Photo by Kirby Neumann-Rea
Night-time volunteers Suni Davis, right, and Colby Richards, greet walkers at 1:40 a.m. during Relay For Life.
By KIRBY NEUMANN-REA
July 23, 2005
“Stay awake, Marker Boy.”
Suni Davis jostles Colby Richardson alongside the track at Hood River Valley High School track.
Colby marks off N-24 from the master chart used in Lap Bingo, playfully elbows Suni — “Numbers Girl,” and wraps his down parka tighter.
Nicknames sink in fast in the middle of the night. It is July 18, 1:05 a.m.
Suni, Colby, and their friend Anna Hidle (“Just call me ‘Sleepy’,”) sit by lantern light on a table strewn with the candies that are rewards for walkers in the American Cancer Society Relay For Life.
“This helps keep ’em going,” says Anna. “Keeps ’em moving around the track.”
Every few minutes, “Number Girl” draws a ball from a miniature Bingo hopper and “Marker Boy” records it. Walkers complete their lap and check in. Whether or not they have the number, they still get a piece of candy.
“Okay, give us the next number,” walker Tony White says as he approaches the bingo table. No new score on his three-by-three card. He selects a Jolly Rancher.
“I know how many laps I’ve done by the number of candy wrappers in my pocket,” says White, a Hood River insurance agent.
White walks for Granny’s Gang and Kevin, Too, a close-knit team that participates every year in the 24-hour fund-raiser. Kevin refers to his son, Kevin, who died of cancer in 1991. Tony himself is a kidney cancer survivor. The 1 a.m. shift is one of two Tony takes during the relay. He likes the quiet of the wee hours walk.
What stands out at night, besides the chattering of nearby sprinklers and the hushed conversations from within the tents and shelters on the field, are the lights.
There are the pale-blue squares from cell phones walkers hold up to make a call, check Instant Messages, or perhaps the latest Major League baseball scores.
There are the luminescent necklaces worn by people such as Pauline Smith of the team from Dr. Kyle House’s dentistry office.
But mostly, there are the luminaria.
These candle-lit paper bags line the inside of the track, as symbols of what the walk is all about. Each bears the name of someone who has died of cancer, someone who has survived, or someone recently diagnosed. “Papa Jack,” reads one. Another bears a peace sign, another a flower. “We miss you,” read many.
They are lit in a ceremony shortly after dark, and create a guiding path for anyone up and around at Relay For Life.
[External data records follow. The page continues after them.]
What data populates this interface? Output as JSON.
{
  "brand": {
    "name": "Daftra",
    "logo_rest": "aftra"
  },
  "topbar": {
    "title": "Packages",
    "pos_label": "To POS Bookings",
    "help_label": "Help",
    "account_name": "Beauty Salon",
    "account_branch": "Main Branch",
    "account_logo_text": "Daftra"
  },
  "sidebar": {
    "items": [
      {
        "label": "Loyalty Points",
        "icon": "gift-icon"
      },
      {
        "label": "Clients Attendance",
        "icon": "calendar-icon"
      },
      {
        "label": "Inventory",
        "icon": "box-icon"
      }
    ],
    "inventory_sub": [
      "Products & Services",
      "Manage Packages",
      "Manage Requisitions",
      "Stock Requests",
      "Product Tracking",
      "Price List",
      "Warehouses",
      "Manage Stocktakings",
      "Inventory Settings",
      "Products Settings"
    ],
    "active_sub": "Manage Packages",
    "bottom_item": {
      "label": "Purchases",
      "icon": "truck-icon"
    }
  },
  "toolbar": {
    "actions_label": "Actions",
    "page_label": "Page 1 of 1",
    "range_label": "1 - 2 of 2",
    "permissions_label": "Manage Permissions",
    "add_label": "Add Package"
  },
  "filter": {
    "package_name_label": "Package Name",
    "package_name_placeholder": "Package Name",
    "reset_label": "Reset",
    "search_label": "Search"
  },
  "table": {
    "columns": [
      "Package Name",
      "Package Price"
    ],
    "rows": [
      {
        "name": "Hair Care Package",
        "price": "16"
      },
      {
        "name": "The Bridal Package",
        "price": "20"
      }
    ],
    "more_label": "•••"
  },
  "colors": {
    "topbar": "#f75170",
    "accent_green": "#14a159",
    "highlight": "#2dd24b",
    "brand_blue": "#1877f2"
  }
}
Most years, by 1 a.m. the luminaria are a patchwork of bright lights, flickering ones, or darkened candles. Not that any luminary loses its emotional power if the candle goes out, but to see them all lit is a sobering and uplifting thing.
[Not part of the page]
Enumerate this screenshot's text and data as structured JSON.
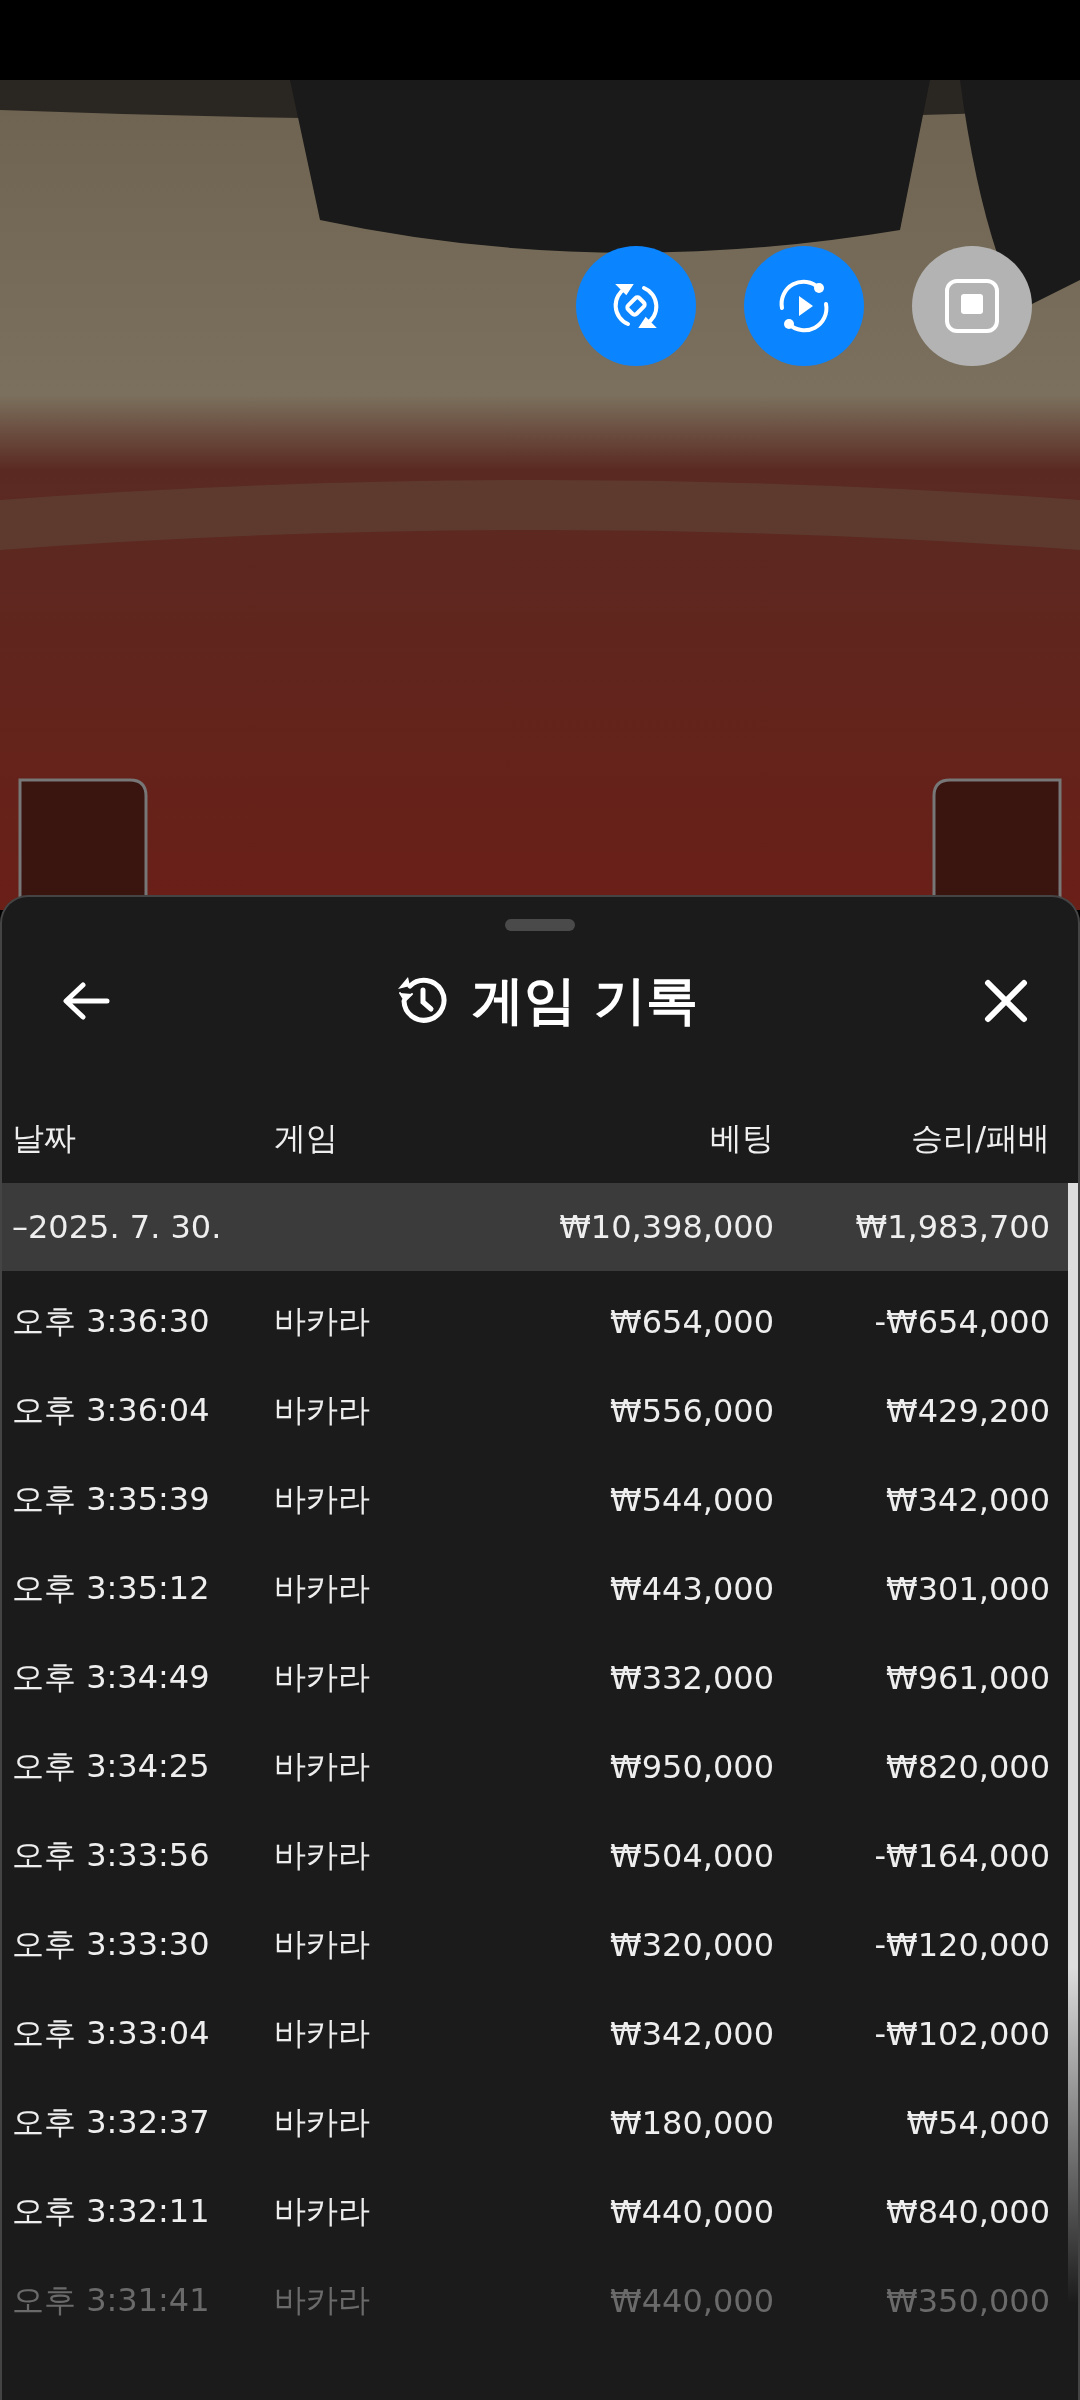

This year, at 1:30 a.m., all but a few of the 400 or so luminaria remain bright beacons.
Another light source is turned off this year; the Relay For Life committee opted not to turn on the scoreboard. In the past, the bright running clock flooded the south end of the field. The clock created a certain comfort, but it was bright for those trying to sleep at that end.
In 2005, the stamina of the luminaria made up for it.
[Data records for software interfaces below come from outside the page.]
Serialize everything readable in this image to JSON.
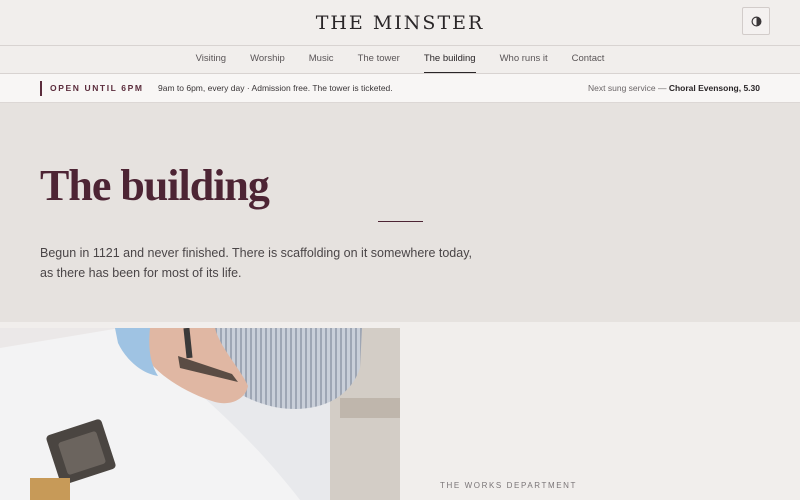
{
  "header": {
    "site_title": "THE MINSTER",
    "theme_toggle_icon": "contrast-icon"
  },
  "nav": {
    "items": [
      {
        "label": "Visiting"
      },
      {
        "label": "Worship"
      },
      {
        "label": "Music"
      },
      {
        "label": "The tower"
      },
      {
        "label": "The building",
        "active": true
      },
      {
        "label": "Who runs it"
      },
      {
        "label": "Contact"
      }
    ]
  },
  "infobar": {
    "open_label": "OPEN UNTIL 6PM",
    "hours": "9am to 6pm, every day · Admission free. The tower is ticketed.",
    "next_service_prefix": "Next sung service —",
    "next_service_name": "Choral Evensong, 5.30"
  },
  "hero": {
    "title": "The building",
    "lede": "Begun in 1121 and never finished. There is scaffolding on it somewhere today, as there has been for most of its life."
  },
  "section": {
    "image_subject": "stonemason-with-mallet-and-chisel",
    "eyebrow": "THE WORKS DEPARTMENT"
  },
  "colors": {
    "accent": "#5b2c3c",
    "hero_bg": "#e6e2df",
    "page_bg": "#f1eeec"
  }
}
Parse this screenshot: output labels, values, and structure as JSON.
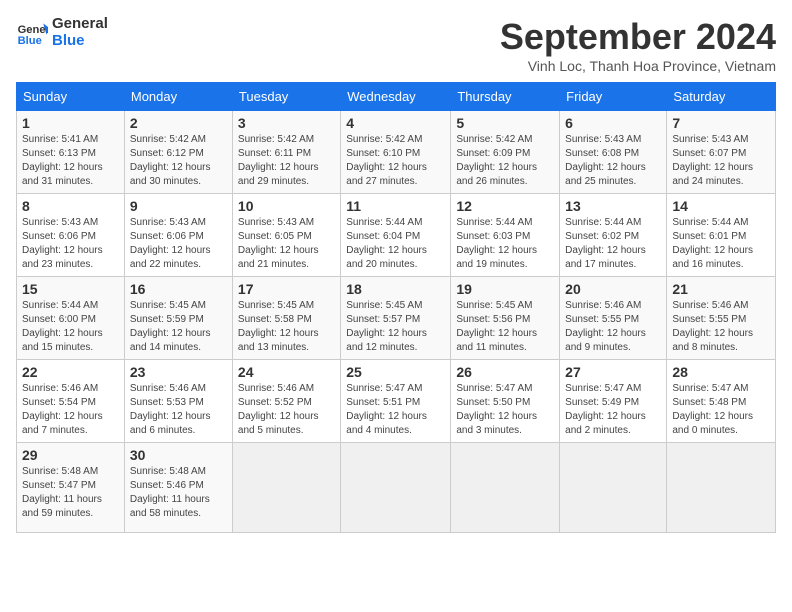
{
  "logo": {
    "line1": "General",
    "line2": "Blue"
  },
  "title": "September 2024",
  "subtitle": "Vinh Loc, Thanh Hoa Province, Vietnam",
  "days_header": [
    "Sunday",
    "Monday",
    "Tuesday",
    "Wednesday",
    "Thursday",
    "Friday",
    "Saturday"
  ],
  "weeks": [
    [
      {
        "day": "1",
        "sunrise": "5:41 AM",
        "sunset": "6:13 PM",
        "daylight": "12 hours and 31 minutes."
      },
      {
        "day": "2",
        "sunrise": "5:42 AM",
        "sunset": "6:12 PM",
        "daylight": "12 hours and 30 minutes."
      },
      {
        "day": "3",
        "sunrise": "5:42 AM",
        "sunset": "6:11 PM",
        "daylight": "12 hours and 29 minutes."
      },
      {
        "day": "4",
        "sunrise": "5:42 AM",
        "sunset": "6:10 PM",
        "daylight": "12 hours and 27 minutes."
      },
      {
        "day": "5",
        "sunrise": "5:42 AM",
        "sunset": "6:09 PM",
        "daylight": "12 hours and 26 minutes."
      },
      {
        "day": "6",
        "sunrise": "5:43 AM",
        "sunset": "6:08 PM",
        "daylight": "12 hours and 25 minutes."
      },
      {
        "day": "7",
        "sunrise": "5:43 AM",
        "sunset": "6:07 PM",
        "daylight": "12 hours and 24 minutes."
      }
    ],
    [
      {
        "day": "8",
        "sunrise": "5:43 AM",
        "sunset": "6:06 PM",
        "daylight": "12 hours and 23 minutes."
      },
      {
        "day": "9",
        "sunrise": "5:43 AM",
        "sunset": "6:06 PM",
        "daylight": "12 hours and 22 minutes."
      },
      {
        "day": "10",
        "sunrise": "5:43 AM",
        "sunset": "6:05 PM",
        "daylight": "12 hours and 21 minutes."
      },
      {
        "day": "11",
        "sunrise": "5:44 AM",
        "sunset": "6:04 PM",
        "daylight": "12 hours and 20 minutes."
      },
      {
        "day": "12",
        "sunrise": "5:44 AM",
        "sunset": "6:03 PM",
        "daylight": "12 hours and 19 minutes."
      },
      {
        "day": "13",
        "sunrise": "5:44 AM",
        "sunset": "6:02 PM",
        "daylight": "12 hours and 17 minutes."
      },
      {
        "day": "14",
        "sunrise": "5:44 AM",
        "sunset": "6:01 PM",
        "daylight": "12 hours and 16 minutes."
      }
    ],
    [
      {
        "day": "15",
        "sunrise": "5:44 AM",
        "sunset": "6:00 PM",
        "daylight": "12 hours and 15 minutes."
      },
      {
        "day": "16",
        "sunrise": "5:45 AM",
        "sunset": "5:59 PM",
        "daylight": "12 hours and 14 minutes."
      },
      {
        "day": "17",
        "sunrise": "5:45 AM",
        "sunset": "5:58 PM",
        "daylight": "12 hours and 13 minutes."
      },
      {
        "day": "18",
        "sunrise": "5:45 AM",
        "sunset": "5:57 PM",
        "daylight": "12 hours and 12 minutes."
      },
      {
        "day": "19",
        "sunrise": "5:45 AM",
        "sunset": "5:56 PM",
        "daylight": "12 hours and 11 minutes."
      },
      {
        "day": "20",
        "sunrise": "5:46 AM",
        "sunset": "5:55 PM",
        "daylight": "12 hours and 9 minutes."
      },
      {
        "day": "21",
        "sunrise": "5:46 AM",
        "sunset": "5:55 PM",
        "daylight": "12 hours and 8 minutes."
      }
    ],
    [
      {
        "day": "22",
        "sunrise": "5:46 AM",
        "sunset": "5:54 PM",
        "daylight": "12 hours and 7 minutes."
      },
      {
        "day": "23",
        "sunrise": "5:46 AM",
        "sunset": "5:53 PM",
        "daylight": "12 hours and 6 minutes."
      },
      {
        "day": "24",
        "sunrise": "5:46 AM",
        "sunset": "5:52 PM",
        "daylight": "12 hours and 5 minutes."
      },
      {
        "day": "25",
        "sunrise": "5:47 AM",
        "sunset": "5:51 PM",
        "daylight": "12 hours and 4 minutes."
      },
      {
        "day": "26",
        "sunrise": "5:47 AM",
        "sunset": "5:50 PM",
        "daylight": "12 hours and 3 minutes."
      },
      {
        "day": "27",
        "sunrise": "5:47 AM",
        "sunset": "5:49 PM",
        "daylight": "12 hours and 2 minutes."
      },
      {
        "day": "28",
        "sunrise": "5:47 AM",
        "sunset": "5:48 PM",
        "daylight": "12 hours and 0 minutes."
      }
    ],
    [
      {
        "day": "29",
        "sunrise": "5:48 AM",
        "sunset": "5:47 PM",
        "daylight": "11 hours and 59 minutes."
      },
      {
        "day": "30",
        "sunrise": "5:48 AM",
        "sunset": "5:46 PM",
        "daylight": "11 hours and 58 minutes."
      },
      null,
      null,
      null,
      null,
      null
    ]
  ]
}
“Those luminaries really make you think,” Tony White says on the ninth lap of the hour, at about 1:50 a.m. He walks the last half of the lap in silence. Then Marker Boy, Numbers Girl and Sleepy come into view, with their bright lantern.
“Okay, I know I’ve got a winner this lap,” Tony says, pulling out his card.
“Want to hear the next number?” Suni says.
“We’re due for a winner. Tell us it’s I-46,” Tony jokes.
“Nope — there’s about six of you waiting for that one.”
Tony smiles and says, “I guess I’ll just have to take a treat,” and selects another piece of candy before setting off along the cordon of luminaria.
Hope is as simple as a Tootsie Roll and as long as a string of lights.